The question of rate versus mass arises in many fields of analysis. Take, for example, how we think about climate change. The most recent reading from Mauna Loa for atmospheric concentrations of co2 puts the absolute figure at 423 parts per million. A time series constructed by the us National Oceanic and Atmospheric Administration shows that at no point over the past 800,000 years did this concentration exceed 300ppm, until 1960. Thereafter it accelerated to break the 400ppm level in 2016.footnote4 Conversation on what to do about climate change still focuses almost exclusively on stabilizing, and then gradually reducing, the rates of emission. But it is the already-existing mass of greenhouse gasses in the atmosphere that is breaking up the Greenland ice sheet, melting Antarctica, submerging coastlands and diminishing the Himalayan snowpack enough to threaten the whole Indian sub-continent with chronic water shortages, risking the possibility that further swathes of the planet may shortly be unfit for human habitation. If the astonishing heat wave that hit the Pacific Northwest this summer was a prelude to a hotter future, it was also an echo of the record temperatures in Europe in 2003, which killed some 30,000 people. Fetishizing the rate rather than the mass is not a good response here, either. In what follows, I explore the ways in which the relationship between rate and mass in contemporary capitalism might be conceptualized, starting with the insights of Marx himself, who saw capital as a social relation—value—in perpetual motion.
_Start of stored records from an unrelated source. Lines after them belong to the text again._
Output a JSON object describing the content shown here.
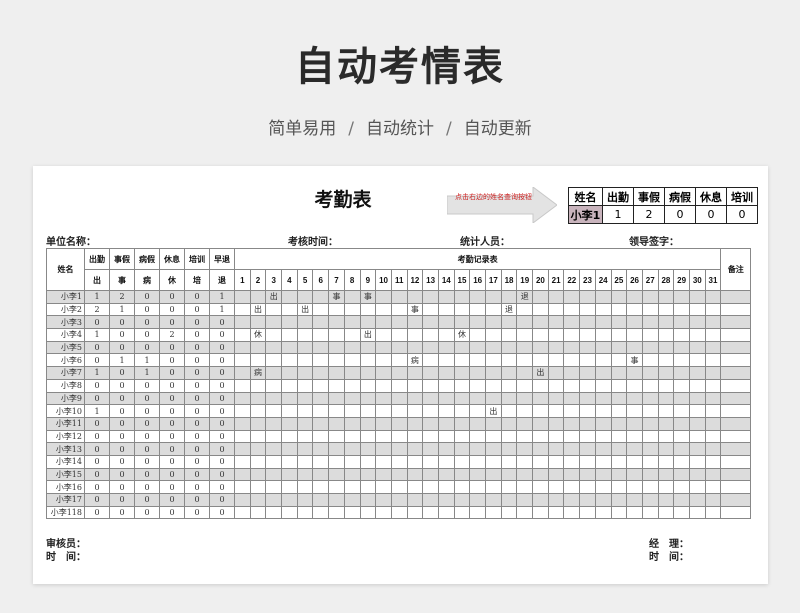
{
  "hero": {
    "title": "自动考情表",
    "subtitle_parts": [
      "简单易用",
      "/",
      "自动统计",
      "/",
      "自动更新"
    ]
  },
  "sheet": {
    "title": "考勤表",
    "hint": "点击右边的姓名查询按钮",
    "query": {
      "headers": [
        "姓名",
        "出勤",
        "事假",
        "病假",
        "休息",
        "培训"
      ],
      "values": [
        "小李1",
        "1",
        "2",
        "0",
        "0",
        "0"
      ]
    },
    "meta": {
      "unit": "单位名称：",
      "period": "考核时间：",
      "stat": "统计人员：",
      "leader": "领导签字："
    },
    "grid": {
      "name_header": "姓名",
      "top_headers": [
        "出勤",
        "事假",
        "病假",
        "休息",
        "培训",
        "早退"
      ],
      "sub_headers": [
        "出",
        "事",
        "病",
        "休",
        "培",
        "退"
      ],
      "record_header": "考勤记录表",
      "remark_header": "备注",
      "days": [
        "1",
        "2",
        "3",
        "4",
        "5",
        "6",
        "7",
        "8",
        "9",
        "10",
        "11",
        "12",
        "13",
        "14",
        "15",
        "16",
        "17",
        "18",
        "19",
        "20",
        "21",
        "22",
        "23",
        "24",
        "25",
        "26",
        "27",
        "28",
        "29",
        "30",
        "31"
      ],
      "rows": [
        {
          "name": "小李1",
          "s": [
            "1",
            "2",
            "0",
            "0",
            "0",
            "1"
          ],
          "marks": {
            "3": "出",
            "7": "事",
            "9": "事",
            "19": "退"
          }
        },
        {
          "name": "小李2",
          "s": [
            "2",
            "1",
            "0",
            "0",
            "0",
            "1"
          ],
          "marks": {
            "2": "出",
            "5": "出",
            "12": "事",
            "18": "退"
          }
        },
        {
          "name": "小李3",
          "s": [
            "0",
            "0",
            "0",
            "0",
            "0",
            "0"
          ],
          "marks": {}
        },
        {
          "name": "小李4",
          "s": [
            "1",
            "0",
            "0",
            "2",
            "0",
            "0"
          ],
          "marks": {
            "2": "休",
            "9": "出",
            "15": "休"
          }
        },
        {
          "name": "小李5",
          "s": [
            "0",
            "0",
            "0",
            "0",
            "0",
            "0"
          ],
          "marks": {}
        },
        {
          "name": "小李6",
          "s": [
            "0",
            "1",
            "1",
            "0",
            "0",
            "0"
          ],
          "marks": {
            "12": "病",
            "26": "事"
          }
        },
        {
          "name": "小李7",
          "s": [
            "1",
            "0",
            "1",
            "0",
            "0",
            "0"
          ],
          "marks": {
            "2": "病",
            "20": "出"
          }
        },
        {
          "name": "小李8",
          "s": [
            "0",
            "0",
            "0",
            "0",
            "0",
            "0"
          ],
          "marks": {}
        },
        {
          "name": "小李9",
          "s": [
            "0",
            "0",
            "0",
            "0",
            "0",
            "0"
          ],
          "marks": {}
        },
        {
          "name": "小李10",
          "s": [
            "1",
            "0",
            "0",
            "0",
            "0",
            "0"
          ],
          "marks": {
            "17": "出"
          }
        },
        {
          "name": "小李11",
          "s": [
            "0",
            "0",
            "0",
            "0",
            "0",
            "0"
          ],
          "marks": {}
        },
        {
          "name": "小李12",
          "s": [
            "0",
            "0",
            "0",
            "0",
            "0",
            "0"
          ],
          "marks": {}
        },
        {
          "name": "小李13",
          "s": [
            "0",
            "0",
            "0",
            "0",
            "0",
            "0"
          ],
          "marks": {}
        },
        {
          "name": "小李14",
          "s": [
            "0",
            "0",
            "0",
            "0",
            "0",
            "0"
          ],
          "marks": {}
        },
        {
          "name": "小李15",
          "s": [
            "0",
            "0",
            "0",
            "0",
            "0",
            "0"
          ],
          "marks": {}
        },
        {
          "name": "小李16",
          "s": [
            "0",
            "0",
            "0",
            "0",
            "0",
            "0"
          ],
          "marks": {}
        },
        {
          "name": "小李17",
          "s": [
            "0",
            "0",
            "0",
            "0",
            "0",
            "0"
          ],
          "marks": {}
        },
        {
          "name": "小李118",
          "s": [
            "0",
            "0",
            "0",
            "0",
            "0",
            "0"
          ],
          "marks": {}
        }
      ]
    },
    "footer": {
      "reviewer": "审核员：",
      "time_left": "时　间：",
      "manager": "经　理：",
      "time_right": "时　间："
    }
  }
}
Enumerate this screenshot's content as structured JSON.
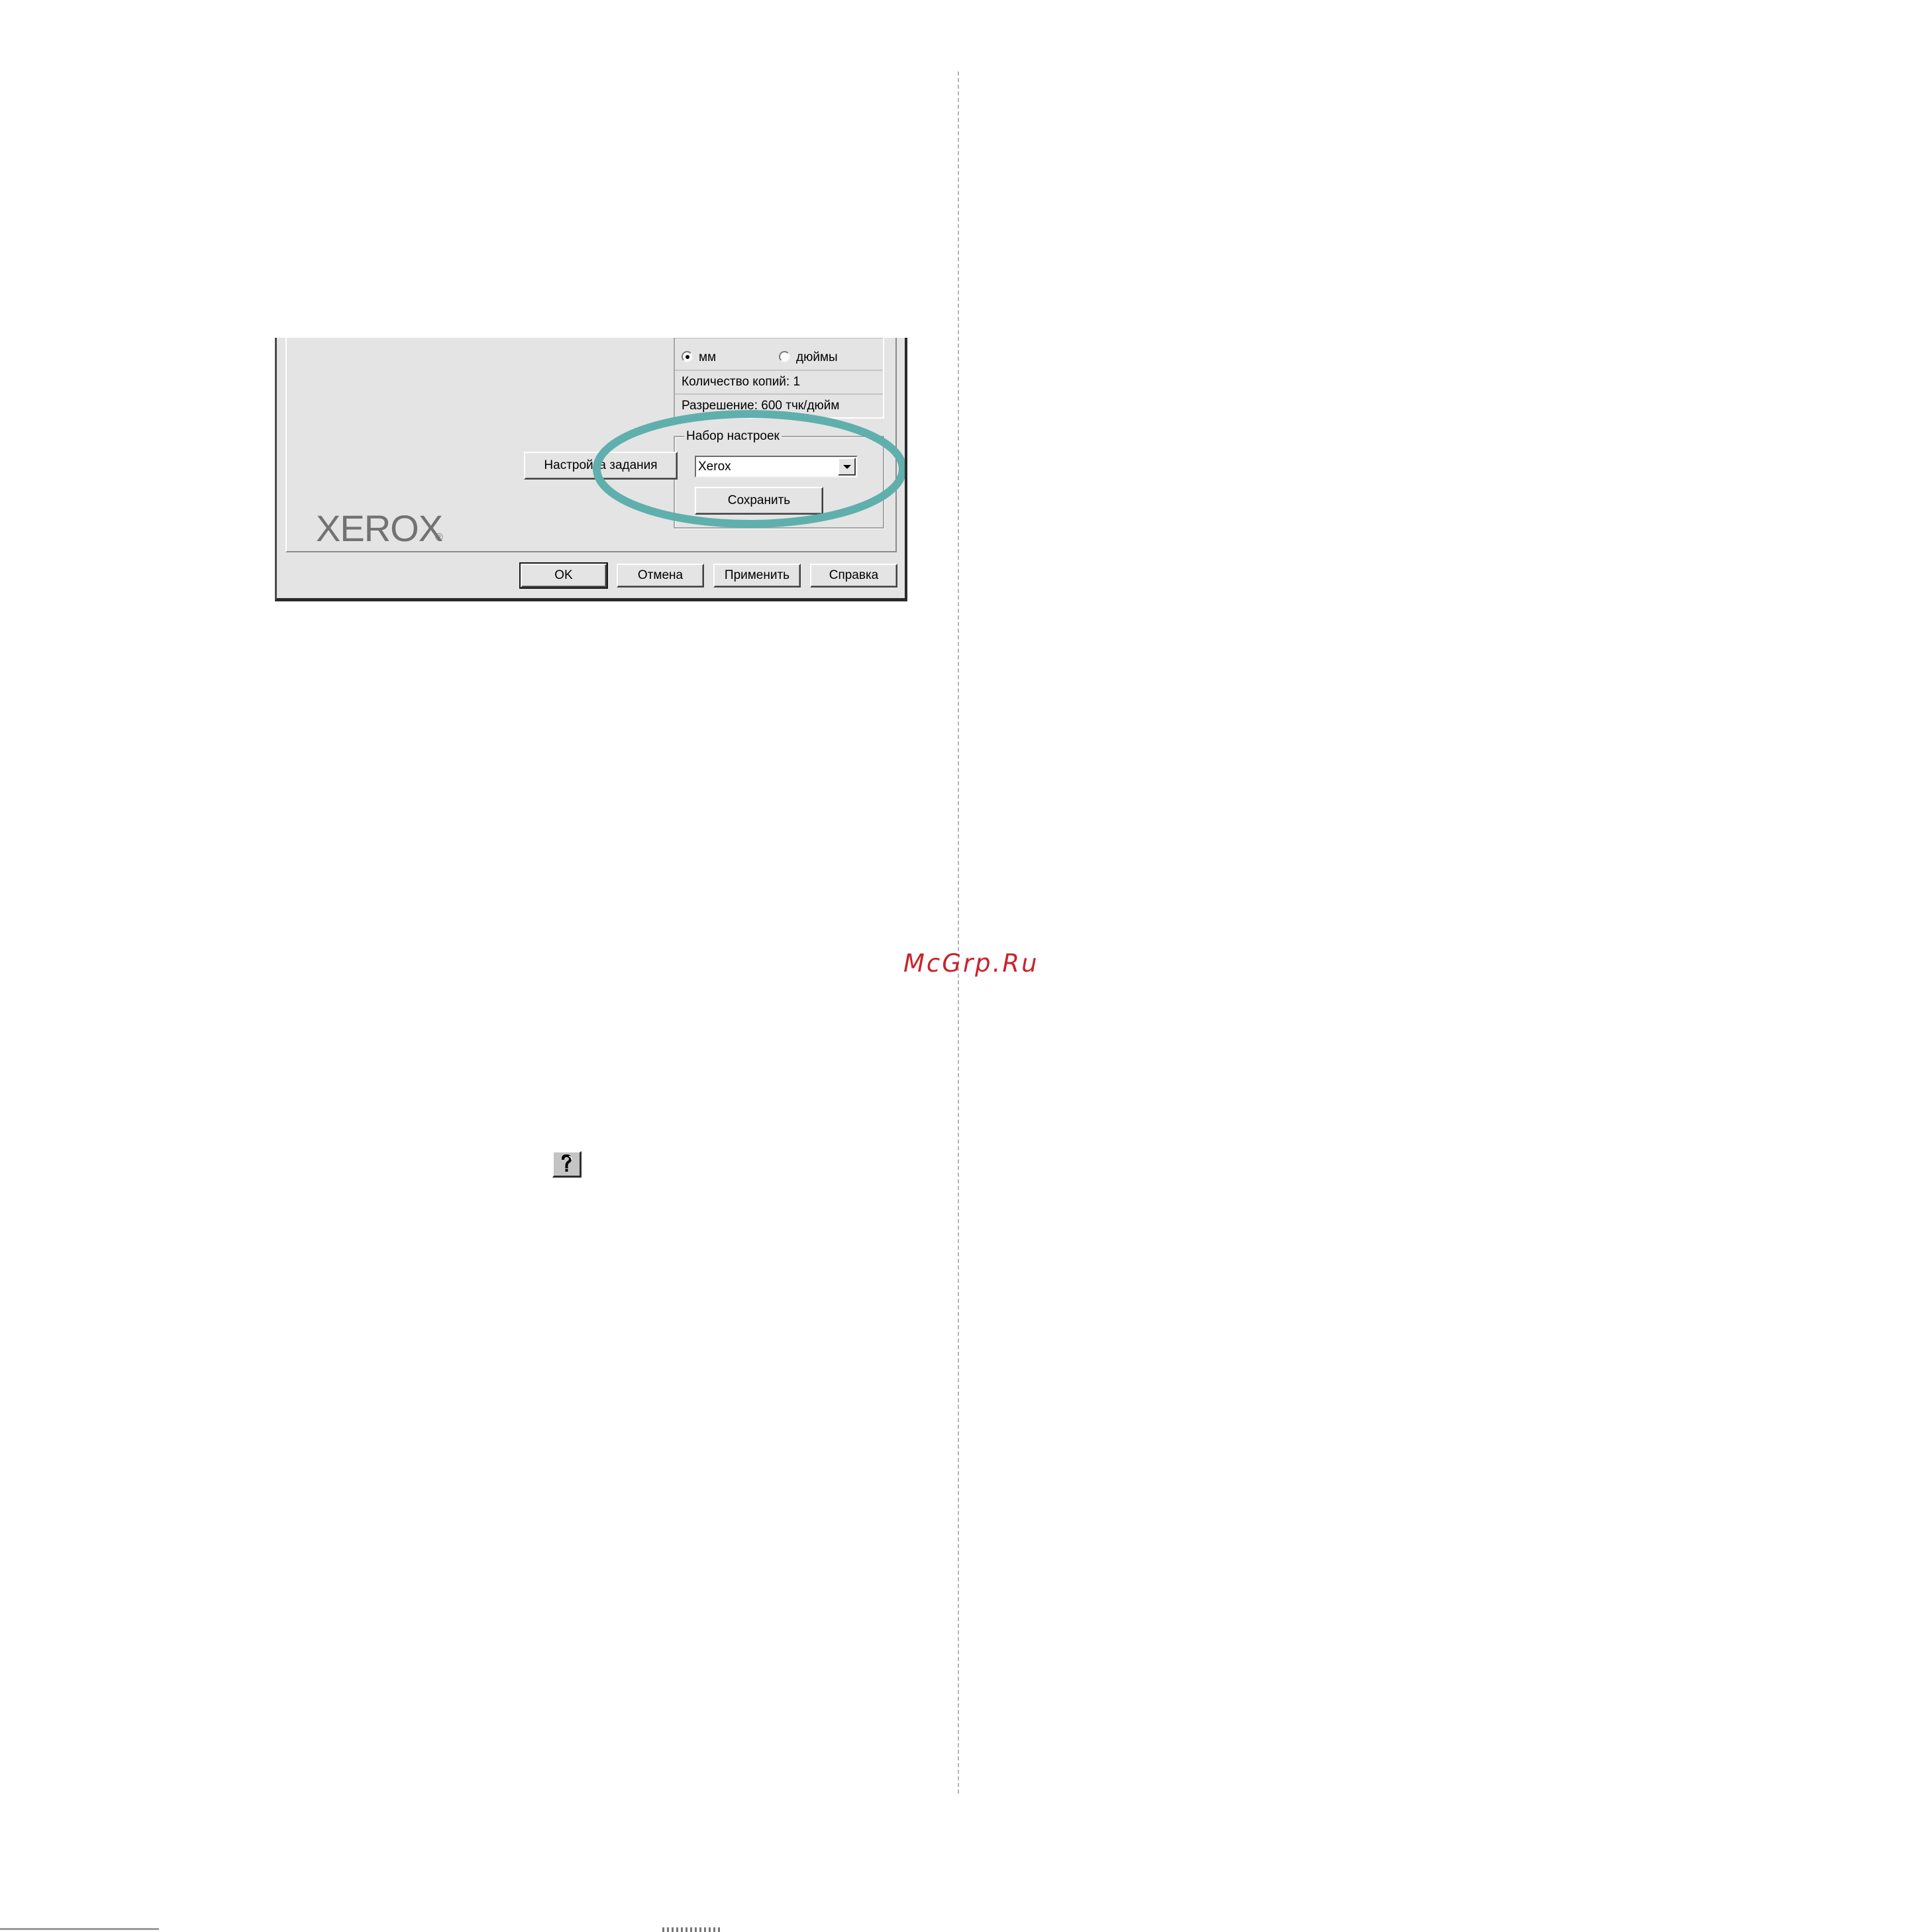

Mainstream commentators are not alone in missing the import of mass. There is a long history of Marxist economists doing so, too—not least in work on the tendency for the rate of profit to fall. Extensive empirical documentation for this tendency exists, and the theory has provided a useful framework for understanding the crisis tendencies of capital. Marx himself, however, proposed a more nuanced view, in which the increasing mass plays a significant role. He begins the section on the falling rate of profit in his 1864–65 Economic Manuscript with a clear and crisp explanation. The competitive search for technological advantage tends to remove labour—the source of value and surplus value (profit) in Marx’s theory—from production. A reduced labour input means, all else remaining equal, less surplus value is produced, which translates into a falling rate of profit. Ricardo and Smith were right to think that the capitalist mode of production was doomed to fail in the long run, but wrong to attribute the fall in the profit rate to (Malthusian) scarcities in nature, rising land rents and rising wages, which would subject industrial capital to an increasing squeeze on profit. Instead, Marx held that ‘the progressive tendency for the general rate of profit to fall is simply thus the expression, peculiar to the capitalist mode of production, of the progressive development of the social productivity of labour’.footnote5